Re: Transit and energy intensity

Re suburban culture, I just wanted to point out this article on a recent study that found suburbanites have more friends and are more involved in community: http://www.canada.com/topics/news/national/story.html?id=78c72193-8f5e-4ae3-8b10-e9cc058a8047&k=14483

Comment on Transit and energy intensity
by Jonathan Ellis


There's certainly a lot of good things about the suburbs. Lots of the tolerance and diversity of the city are just built on the apathy and indifference of the populace towards each other.

Personally I don't think centralized cities are a good idea -- cities where there's a strong downtown that is the center of activity, and a blending to residential building from that. I'd prefer medium density with lots of room for diverse and eclectic land usage -- on all scales, down to mixed use blocks and buildings. This isn't anti-suburb really, though it is something that traditionally suburbs have outlawed through strict and highly separated zoning.

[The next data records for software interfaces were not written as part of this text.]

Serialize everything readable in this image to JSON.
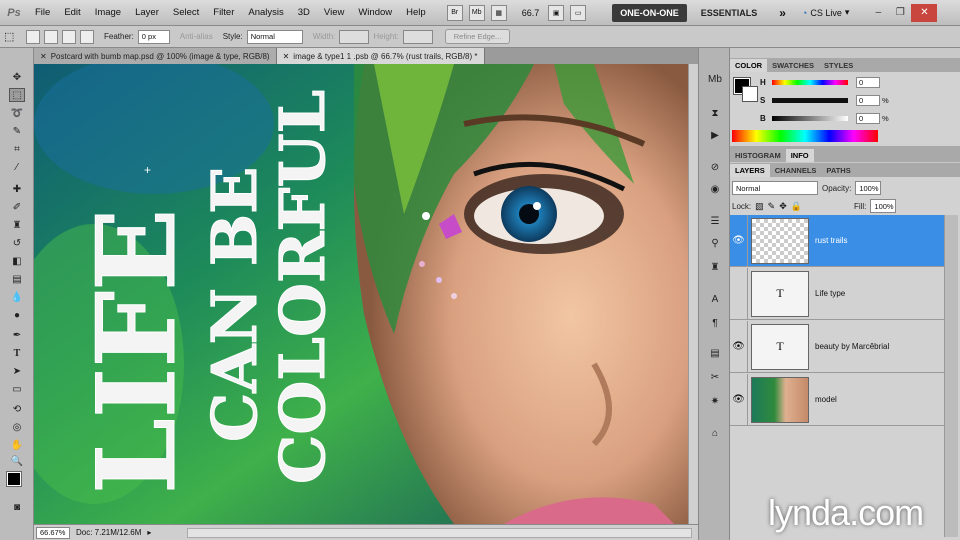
{
  "menubar": {
    "logo": "Ps",
    "items": [
      "File",
      "Edit",
      "Image",
      "Layer",
      "Select",
      "Filter",
      "Analysis",
      "3D",
      "View",
      "Window",
      "Help"
    ],
    "bridge_btn": "Br",
    "minibridge_btn": "Mb",
    "zoom": "66.7",
    "workspace_active": "ONE-ON-ONE",
    "workspace_2": "ESSENTIALS",
    "more": "»",
    "cslive": "CS Live"
  },
  "options": {
    "feather_label": "Feather:",
    "feather_value": "0 px",
    "antialias_label": "Anti-alias",
    "style_label": "Style:",
    "style_value": "Normal",
    "width_label": "Width:",
    "height_label": "Height:",
    "refine_edge": "Refine Edge..."
  },
  "tabs": [
    {
      "label": "Postcard with bumb map.psd @ 100% (image & type, RGB/8)"
    },
    {
      "label": "image & type1 1 .psb @ 66.7% (rust trails, RGB/8) *"
    }
  ],
  "artwork": {
    "line1": "LIFE",
    "line2": "CAN BE",
    "line3": "COLORFUL"
  },
  "status": {
    "zoom": "66.67%",
    "doc": "Doc: 7.21M/12.6M"
  },
  "color_panel": {
    "tabs": [
      "COLOR",
      "SWATCHES",
      "STYLES"
    ],
    "sliders": [
      {
        "label": "H",
        "value": "0",
        "unit": ""
      },
      {
        "label": "S",
        "value": "0",
        "unit": "%"
      },
      {
        "label": "B",
        "value": "0",
        "unit": "%"
      }
    ]
  },
  "hist_panel": {
    "tabs": [
      "HISTOGRAM",
      "INFO"
    ]
  },
  "layers_panel": {
    "tabs": [
      "LAYERS",
      "CHANNELS",
      "PATHS"
    ],
    "blend_mode": "Normal",
    "opacity_label": "Opacity:",
    "opacity": "100%",
    "lock_label": "Lock:",
    "fill_label": "Fill:",
    "fill": "100%",
    "layers": [
      {
        "name": "rust trails",
        "thumb": "",
        "visible": true,
        "selected": true
      },
      {
        "name": "Life type",
        "thumb": "T",
        "visible": false,
        "selected": false
      },
      {
        "name": "beauty by Marcêbrial",
        "thumb": "T",
        "visible": true,
        "selected": false
      },
      {
        "name": "model",
        "thumb": "",
        "visible": true,
        "selected": false
      }
    ]
  },
  "watermark": "lynda.com",
  "colors": {
    "accent": "#3a8ee6",
    "close": "#c8463d"
  }
}
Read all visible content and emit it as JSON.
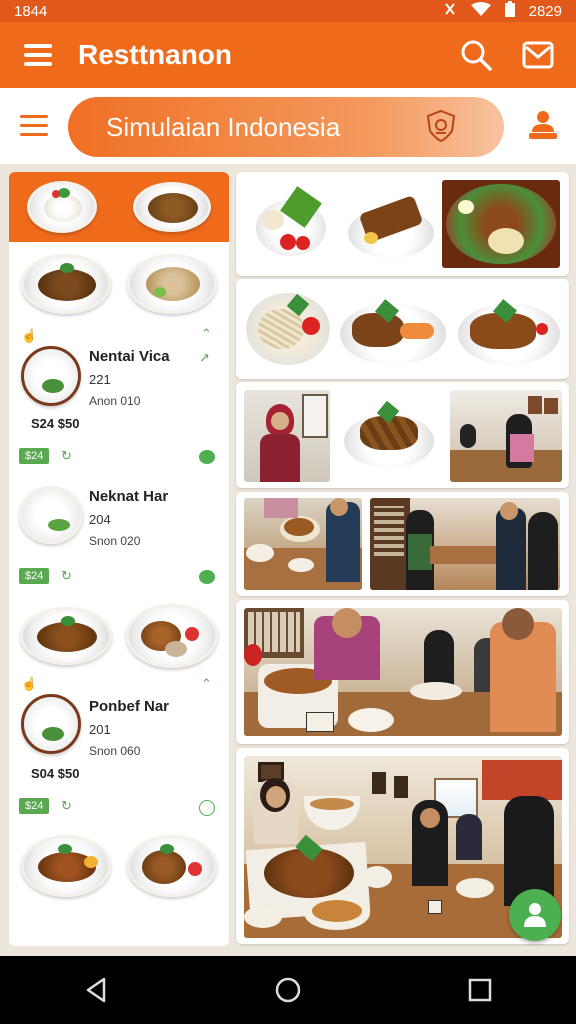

One of the things I like about PRT is that it's a transit system with no center. People can choose what their center is, and it will likely overlap with other views of the community -- since really there's always a set of overlapping communities, not segmented communities. This can respond much better to self-directed changes in communities over time, and without any overarching plans.

# Ian Bicking